What you should do: Where does "програми" appear in the data? Return each line that holds it.

Data to examine:
◆ ◆ ◆ ◆ ◆
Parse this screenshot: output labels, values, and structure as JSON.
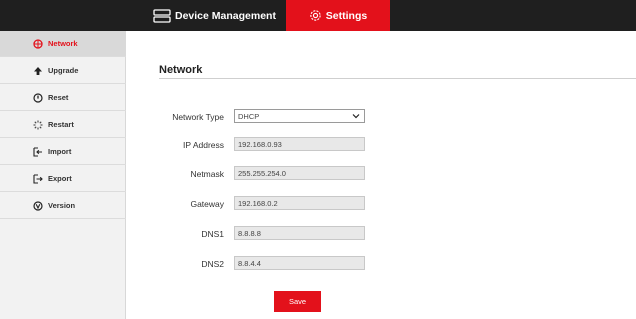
{
  "header": {
    "tabs": [
      {
        "label": "Device Management",
        "icon": "device-management-icon",
        "active": false
      },
      {
        "label": "Settings",
        "icon": "gear-icon",
        "active": true
      }
    ]
  },
  "sidebar": {
    "items": [
      {
        "label": "Network",
        "icon": "network-icon",
        "active": true
      },
      {
        "label": "Upgrade",
        "icon": "arrow-up-icon",
        "active": false
      },
      {
        "label": "Reset",
        "icon": "reset-icon",
        "active": false
      },
      {
        "label": "Restart",
        "icon": "spinner-icon",
        "active": false
      },
      {
        "label": "Import",
        "icon": "import-icon",
        "active": false
      },
      {
        "label": "Export",
        "icon": "export-icon",
        "active": false
      },
      {
        "label": "Version",
        "icon": "version-icon",
        "active": false
      }
    ]
  },
  "main": {
    "title": "Network",
    "form": {
      "network_type": {
        "label": "Network Type",
        "value": "DHCP"
      },
      "ip_address": {
        "label": "IP Address",
        "value": "192.168.0.93"
      },
      "netmask": {
        "label": "Netmask",
        "value": "255.255.254.0"
      },
      "gateway": {
        "label": "Gateway",
        "value": "192.168.0.2"
      },
      "dns1": {
        "label": "DNS1",
        "value": "8.8.8.8"
      },
      "dns2": {
        "label": "DNS2",
        "value": "8.8.4.4"
      }
    },
    "save_label": "Save"
  },
  "colors": {
    "accent": "#e3111b",
    "topbar": "#1f1f1f",
    "sidebar": "#f2f2f2"
  }
}
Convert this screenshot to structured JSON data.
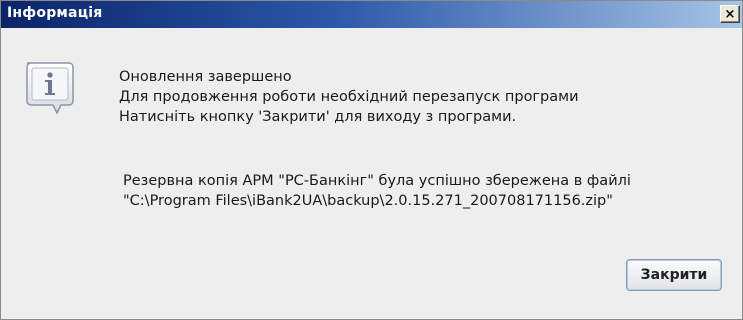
{
  "window": {
    "title": "Інформація",
    "close_glyph": "×"
  },
  "message": {
    "icon": "info-icon",
    "lines": [
      "Оновлення завершено",
      "Для продовження роботи необхідний перезапуск програми",
      "Натисніть кнопку 'Закрити' для виходу з програми."
    ],
    "backup_lines": [
      "Резервна копія АРМ \"PC-Банкінг\" була успішно збережена в файлі",
      "\"C:\\Program Files\\iBank2UA\\backup\\2.0.15.271_200708171156.zip\""
    ]
  },
  "buttons": {
    "close_label": "Закрити"
  },
  "colors": {
    "titlebar_start": "#0a246a",
    "titlebar_end": "#a6c4e6",
    "background": "#eeeeee"
  }
}
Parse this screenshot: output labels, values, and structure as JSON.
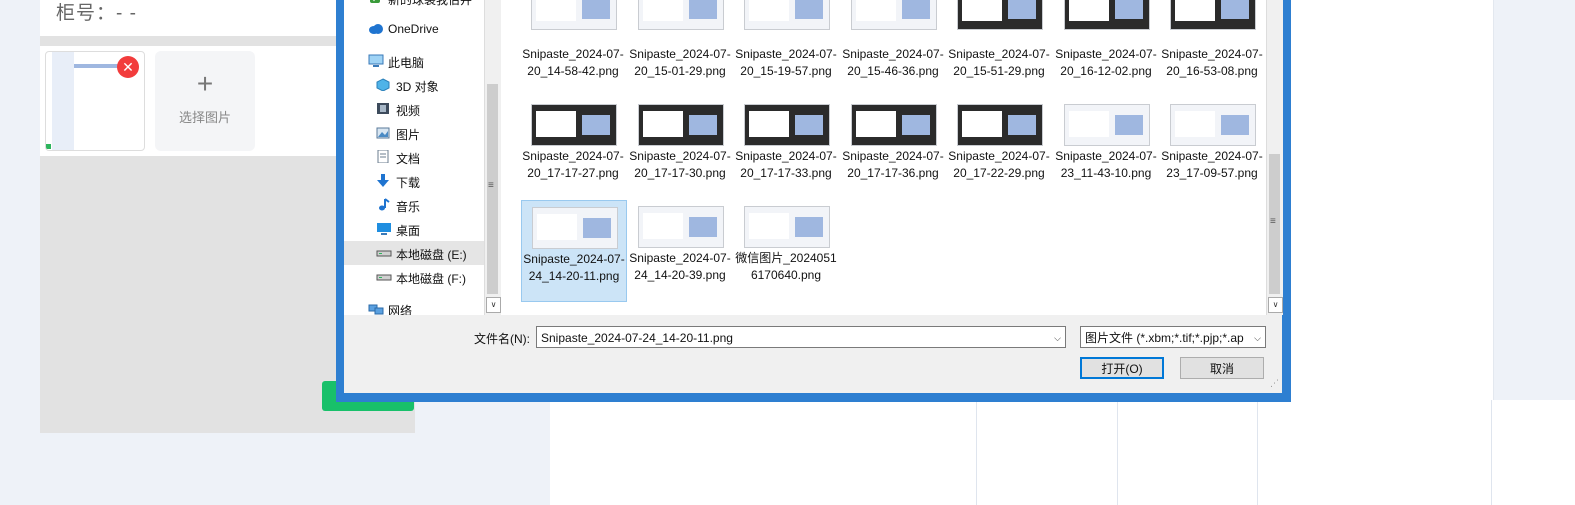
{
  "page": {
    "cabinet_label": "柜号：- -",
    "remove_icon": "✕",
    "pick_plus": "+",
    "pick_label": "选择图片"
  },
  "dialog": {
    "nav": [
      {
        "label": "新的球裳我伯井",
        "icon": "shield-check-icon",
        "selected": false
      },
      {
        "label": "OneDrive",
        "icon": "cloud-icon",
        "selected": false
      },
      {
        "label": "此电脑",
        "icon": "computer-icon",
        "selected": false
      },
      {
        "label": "3D 对象",
        "icon": "cube-icon",
        "selected": false
      },
      {
        "label": "视频",
        "icon": "film-icon",
        "selected": false
      },
      {
        "label": "图片",
        "icon": "picture-icon",
        "selected": false
      },
      {
        "label": "文档",
        "icon": "document-icon",
        "selected": false
      },
      {
        "label": "下载",
        "icon": "download-arrow-icon",
        "selected": false
      },
      {
        "label": "音乐",
        "icon": "music-note-icon",
        "selected": false
      },
      {
        "label": "桌面",
        "icon": "desktop-icon",
        "selected": false
      },
      {
        "label": "本地磁盘 (E:)",
        "icon": "drive-icon",
        "selected": true
      },
      {
        "label": "本地磁盘 (F:)",
        "icon": "drive-icon",
        "selected": false
      },
      {
        "label": "网络",
        "icon": "network-icon",
        "selected": false
      }
    ],
    "files": [
      {
        "name": "Snipaste_2024-07-20_14-58-42.png",
        "dark": false,
        "selected": false
      },
      {
        "name": "Snipaste_2024-07-20_15-01-29.png",
        "dark": false,
        "selected": false
      },
      {
        "name": "Snipaste_2024-07-20_15-19-57.png",
        "dark": false,
        "selected": false
      },
      {
        "name": "Snipaste_2024-07-20_15-46-36.png",
        "dark": false,
        "selected": false
      },
      {
        "name": "Snipaste_2024-07-20_15-51-29.png",
        "dark": true,
        "selected": false
      },
      {
        "name": "Snipaste_2024-07-20_16-12-02.png",
        "dark": true,
        "selected": false
      },
      {
        "name": "Snipaste_2024-07-20_16-53-08.png",
        "dark": true,
        "selected": false
      },
      {
        "name": "Snipaste_2024-07-20_17-17-27.png",
        "dark": true,
        "selected": false
      },
      {
        "name": "Snipaste_2024-07-20_17-17-30.png",
        "dark": true,
        "selected": false
      },
      {
        "name": "Snipaste_2024-07-20_17-17-33.png",
        "dark": true,
        "selected": false
      },
      {
        "name": "Snipaste_2024-07-20_17-17-36.png",
        "dark": true,
        "selected": false
      },
      {
        "name": "Snipaste_2024-07-20_17-22-29.png",
        "dark": true,
        "selected": false
      },
      {
        "name": "Snipaste_2024-07-23_11-43-10.png",
        "dark": false,
        "selected": false
      },
      {
        "name": "Snipaste_2024-07-23_17-09-57.png",
        "dark": false,
        "selected": false
      },
      {
        "name": "Snipaste_2024-07-24_14-20-11.png",
        "dark": false,
        "selected": true
      },
      {
        "name": "Snipaste_2024-07-24_14-20-39.png",
        "dark": false,
        "selected": false
      },
      {
        "name": "微信图片_20240516170640.png",
        "dark": false,
        "selected": false
      }
    ],
    "filename_label": "文件名(N):",
    "filename_value": "Snipaste_2024-07-24_14-20-11.png",
    "filetype_value": "图片文件 (*.xbm;*.tif;*.pjp;*.ap",
    "open_label": "打开(O)",
    "cancel_label": "取消",
    "dropdown_glyph": "⌵",
    "scroll_grip": "≡",
    "scroll_down": "∨"
  },
  "colors": {
    "dialog_border": "#2e7fd1",
    "selection": "#cce4f7",
    "green_button": "#18c06a",
    "remove_red": "#f23c3c"
  }
}
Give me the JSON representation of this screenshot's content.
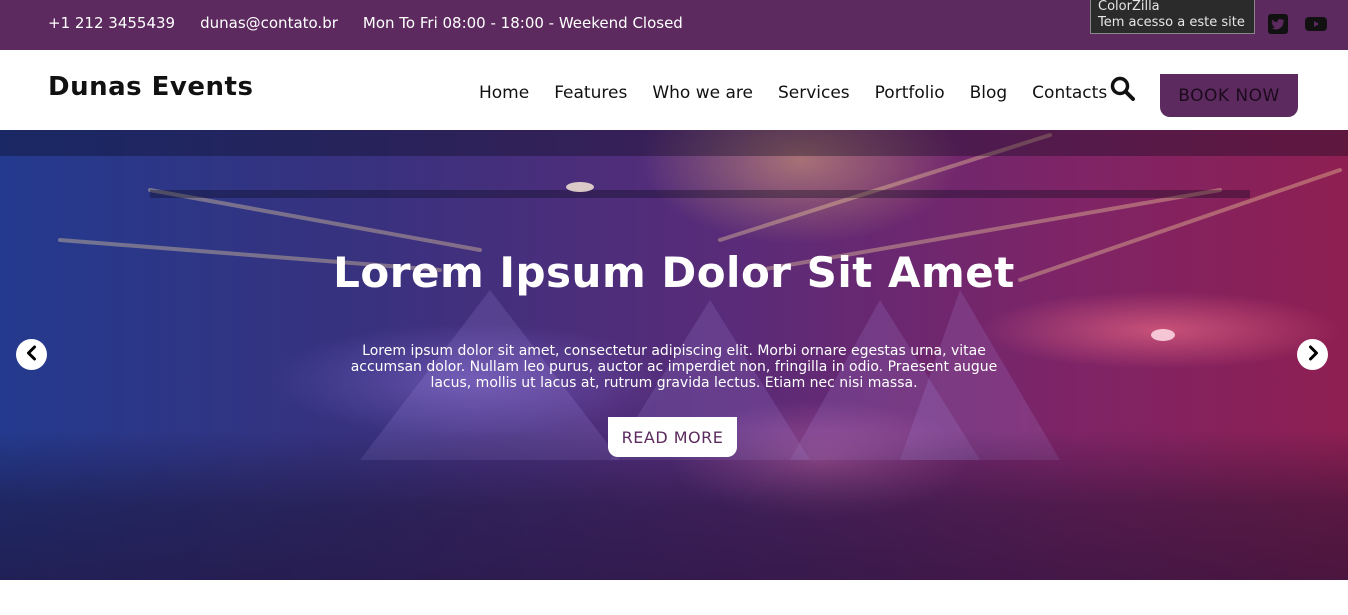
{
  "topbar": {
    "phone": "+1 212 3455439",
    "email": "dunas@contato.br",
    "hours": "Mon To Fri 08:00 - 18:00 - Weekend Closed",
    "social": [
      "facebook-icon",
      "twitter-icon",
      "youtube-icon"
    ]
  },
  "tooltip": {
    "line1": "ColorZilla",
    "line2": "Tem acesso a este site"
  },
  "header": {
    "logo": "Dunas Events",
    "nav": [
      "Home",
      "Features",
      "Who we are",
      "Services",
      "Portfolio",
      "Blog",
      "Contacts"
    ],
    "book_label": "BOOK NOW"
  },
  "hero": {
    "title": "Lorem Ipsum Dolor Sit Amet",
    "text": "Lorem ipsum dolor sit amet, consectetur adipiscing elit. Morbi ornare egestas urna, vitae accumsan dolor. Nullam leo purus, auctor ac imperdiet non, fringilla in odio. Praesent augue lacus, mollis ut lacus at, rutrum gravida lectus. Etiam nec nisi massa.",
    "button_label": "READ MORE"
  },
  "colors": {
    "brand": "#5c2a5e",
    "hero_left": "#243a8e",
    "hero_right": "#8e1f52"
  }
}
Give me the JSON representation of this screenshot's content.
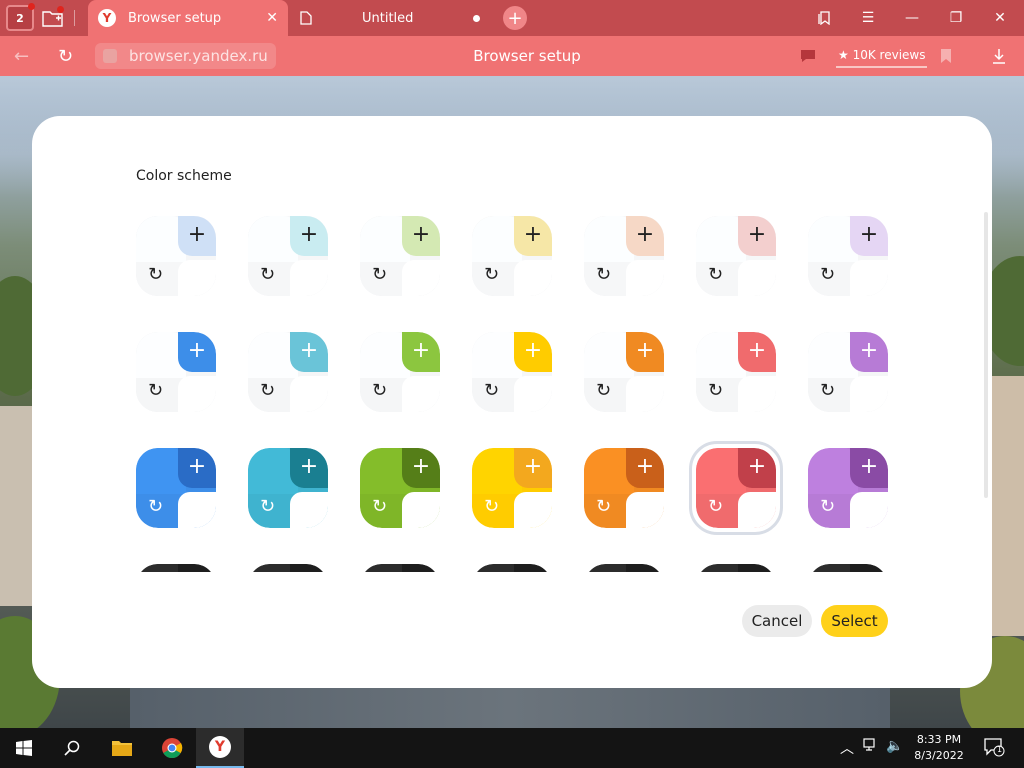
{
  "browser": {
    "tab_count": "2",
    "tabs": [
      {
        "title": "Browser setup",
        "active": true
      },
      {
        "title": "Untitled",
        "active": false
      }
    ],
    "url": "browser.yandex.ru",
    "page_title": "Browser setup",
    "reviews": "10K reviews"
  },
  "dialog": {
    "heading": "Color scheme",
    "cancel_label": "Cancel",
    "select_label": "Select",
    "palette": {
      "blue": {
        "light": [
          "#e3ecf8",
          "#cfe0f6"
        ],
        "mid": [
          "#e8eef7",
          "#3d8ee9"
        ],
        "strong": [
          "#3d8ee9",
          "#2a6cc6"
        ],
        "dark": "#2a2a2a"
      },
      "teal": {
        "light": [
          "#e1f1f6",
          "#c9ecf1"
        ],
        "mid": [
          "#e6f2f5",
          "#6ac4d8"
        ],
        "strong": [
          "#3fb3cf",
          "#1a7f91"
        ],
        "dark": "#2a2a2a"
      },
      "green": {
        "light": [
          "#eef4e3",
          "#d4e9b3"
        ],
        "mid": [
          "#edf3e3",
          "#8cc63f"
        ],
        "strong": [
          "#7fb628",
          "#557e18"
        ],
        "dark": "#2a2a2a"
      },
      "yellow": {
        "light": [
          "#fbf4dc",
          "#f6e7a7"
        ],
        "mid": [
          "#fbf4dc",
          "#ffcc00"
        ],
        "strong": [
          "#ffcc00",
          "#f3a81e"
        ],
        "dark": "#2a2a2a"
      },
      "orange": {
        "light": [
          "#fbede6",
          "#f6d8c6"
        ],
        "mid": [
          "#fcefe5",
          "#f08a22"
        ],
        "strong": [
          "#f08a22",
          "#c9601a"
        ],
        "dark": "#2a2a2a"
      },
      "red": {
        "light": [
          "#fbeceb",
          "#f3cfce"
        ],
        "mid": [
          "#fdeaea",
          "#f06b6d"
        ],
        "strong": [
          "#f06b6d",
          "#c1404a"
        ],
        "dark": "#2a2a2a"
      },
      "purple": {
        "light": [
          "#f3ecf8",
          "#e5d6f4"
        ],
        "mid": [
          "#f2ebf7",
          "#b77bd6"
        ],
        "strong": [
          "#b77bd6",
          "#8a4ba5"
        ],
        "dark": "#2a2a2a"
      }
    },
    "columns": [
      "blue",
      "teal",
      "green",
      "yellow",
      "orange",
      "red",
      "purple"
    ],
    "rows": [
      "light",
      "mid",
      "strong",
      "dark"
    ],
    "selected": {
      "row": "strong",
      "column": "red"
    }
  },
  "taskbar": {
    "time": "8:33 PM",
    "date": "8/3/2022",
    "notifications": "1"
  }
}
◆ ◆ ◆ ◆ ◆
Written response:
      "Для продовження роботи необхідний перезапуск програми",
      "Натисніть кнопку 'Закрити' для виходу з програми."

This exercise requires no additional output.